Isn’t it wonderful if your company isn’t just reporting about the latest news but is also actively involved in the development of new technologies? It’s been a while since we wrote about the BILUX lamp, and here’s the latest and final contribution in this series for now … the laser. No, we’re not talking about lightsabers but about the longest range of a light source in a car. The BMW i8, the new BMW 7 Series and the Audi R8 LMX already have it, this tiny miracle which is still in the early stages of development and is already providing impressive results.
And no, our cars will never zap laser beams into the night which pulverize traffic signs like in science fiction movies. In the headlight, a laser diode sends a tightly focused beam of light through a system of mirrors onto a chip with phosphorus crystals, which in turn sends its extremely bright beam out into the night via a reflector. This system is no bigger than a packet of cigarettes and currently requires 30% less energy than LED high beam headlights which are already extremely economical. And those of you who are crying out in annoyance because they already feel dazzled by “normal” xenon lights can take a deep breath because the technology is combined with an LED matrix.
The additional laser is only activated in the headlight from a speed of 70 km/h, and only if the electronic measuring system at the front of the vehicle detects absolutely no light sources from oncoming traffic or other objects. But then night will really turn into day. The light beam has a range of 600 meters, illuminating signs and objects that still seem to be half a world away. That’s about twice that of current LED high beam headlights and makes driving at night very safe, while the small dimensions give designers the option of unleashing their ingenuity when it comes to the shape of the headlights.

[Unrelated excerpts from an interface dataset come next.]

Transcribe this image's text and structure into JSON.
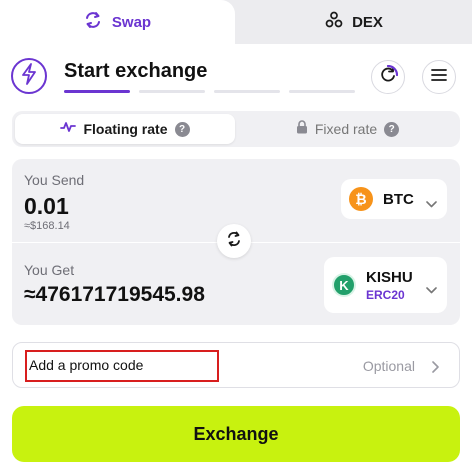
{
  "tabs": {
    "swap_label": "Swap",
    "dex_label": "DEX"
  },
  "header": {
    "title": "Start exchange",
    "steps_total": 4,
    "active_step": 1
  },
  "rate": {
    "floating_label": "Floating rate",
    "fixed_label": "Fixed rate",
    "selected": "floating",
    "help_glyph": "?"
  },
  "send": {
    "label": "You Send",
    "amount": "0.01",
    "usd": "≈$168.14",
    "coin": {
      "code": "BTC",
      "icon_glyph": "₿",
      "color": "#f7931a"
    }
  },
  "get": {
    "label": "You Get",
    "amount": "≈476171719545.98",
    "coin": {
      "code": "KISHU",
      "network": "ERC20",
      "icon_glyph": "K",
      "color": "#22a06b"
    }
  },
  "promo": {
    "label": "Add a promo code",
    "optional": "Optional"
  },
  "action": {
    "exchange_label": "Exchange"
  },
  "colors": {
    "accent": "#6b35d1",
    "button": "#c8f20f",
    "highlight": "#d81e1e"
  },
  "icons": [
    "swap-arrows-icon",
    "dex-nodes-icon",
    "lightning-icon",
    "refresh-icon",
    "menu-icon",
    "chart-wave-icon",
    "lock-icon",
    "help-icon",
    "swap-vertical-icon",
    "chevron-down-icon",
    "chevron-right-icon"
  ]
}
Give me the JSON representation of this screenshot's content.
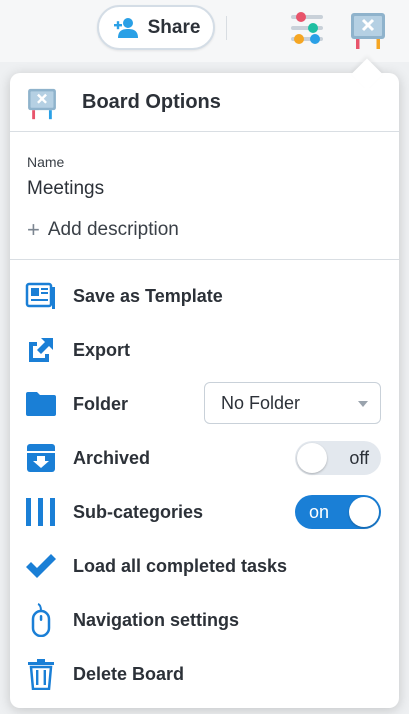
{
  "toolbar": {
    "share_label": "Share"
  },
  "popover": {
    "title": "Board Options",
    "name_label": "Name",
    "name_value": "Meetings",
    "add_description_label": "Add description",
    "items": [
      {
        "label": "Save as Template",
        "icon": "template-icon"
      },
      {
        "label": "Export",
        "icon": "export-icon"
      },
      {
        "label": "Folder",
        "icon": "folder-icon"
      },
      {
        "label": "Archived",
        "icon": "archive-icon"
      },
      {
        "label": "Sub-categories",
        "icon": "columns-icon"
      },
      {
        "label": "Load all completed tasks",
        "icon": "checkmark-icon"
      },
      {
        "label": "Navigation settings",
        "icon": "mouse-icon"
      },
      {
        "label": "Delete Board",
        "icon": "trash-icon"
      }
    ],
    "folder_select_value": "No Folder",
    "archived_toggle": "off",
    "subcategories_toggle": "on"
  },
  "colors": {
    "accent": "#1a7fd6",
    "text": "#2c3138"
  }
}
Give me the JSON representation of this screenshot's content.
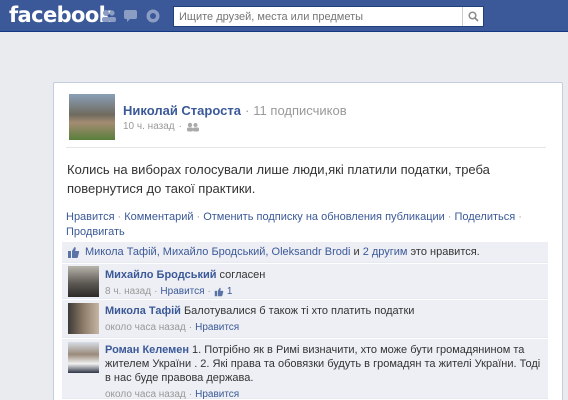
{
  "header": {
    "logo": "facebook",
    "search_placeholder": "Ищите друзей, места или предметы",
    "icons": [
      "friend-requests-icon",
      "messages-icon",
      "notifications-icon",
      "search-icon"
    ]
  },
  "post": {
    "author": "Николай Староста",
    "separator": "·",
    "subscribers": "11 подписчиков",
    "time": "10 ч. назад",
    "text": "Колись на виборах голосували лише люди,які платили податки, треба повернутися до такої практики.",
    "actions": {
      "like": "Нравится",
      "comment": "Комментарий",
      "unsubscribe": "Отменить подписку на обновления публикации",
      "share": "Поделиться",
      "promote": "Продвигать",
      "dot": "·"
    }
  },
  "likes": {
    "names": "Микола Тафій, Михайло Бродський, Oleksandr Brodi",
    "and": " и ",
    "others": "2 другим",
    "suffix": " это нравится."
  },
  "comments": [
    {
      "author": "Михайло Бродський",
      "text": " согласен",
      "time": "8 ч. назад",
      "like": "Нравится",
      "likes_count": "1",
      "dot": "·"
    },
    {
      "author": "Микола Тафій",
      "text": " Балотувалися б також ті хто платить податки",
      "time": "около часа назад",
      "like": "Нравится",
      "dot": "·"
    },
    {
      "author": "Роман Келемен",
      "text": " 1. Потрібно як в Римі визначити, хто може бути громадянином та жителем України . 2. Які права та обовязки будуть в громадян та жителі України. Тоді в нас буде правова держава.",
      "time": "около часа назад",
      "like": "Нравится",
      "dot": "·"
    }
  ],
  "colors": {
    "brand": "#3b5998",
    "background": "#e9ebee",
    "comment_bg": "#edeff4",
    "link": "#3b5998"
  }
}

The most powerful headlights currently available combine this “high beam” technology with LED matrix technology. Up to 1024 pixels per LED chip can be individually switched on or off. A powerful electronic measuring system at the front detects oncoming cars or other obstacles and light sources, and can mask out precisely these people or objects in milliseconds. That way nobody will be dazzled by oncoming traffic any longer, and as soon as the road is clear of oncoming cars, 340 lux of laser light will be switched on again from 70 km/h.
Let’s gradually say goodbye to the “good old light bulb”. These new technologies are still in the early stages of development but are already providing incredible results. Brighter, safer, more durable and more economical. The price is still very high at the moment so it can only be used in expensive cars but hey, flatscreen LED TVs once cost a fortune and now it seems that pretty much every washing machine has one. The team from Osram is working at full speed to develop the new technologies further so that all of you also get to enjoy super bright headlights soon. Keep up the good work!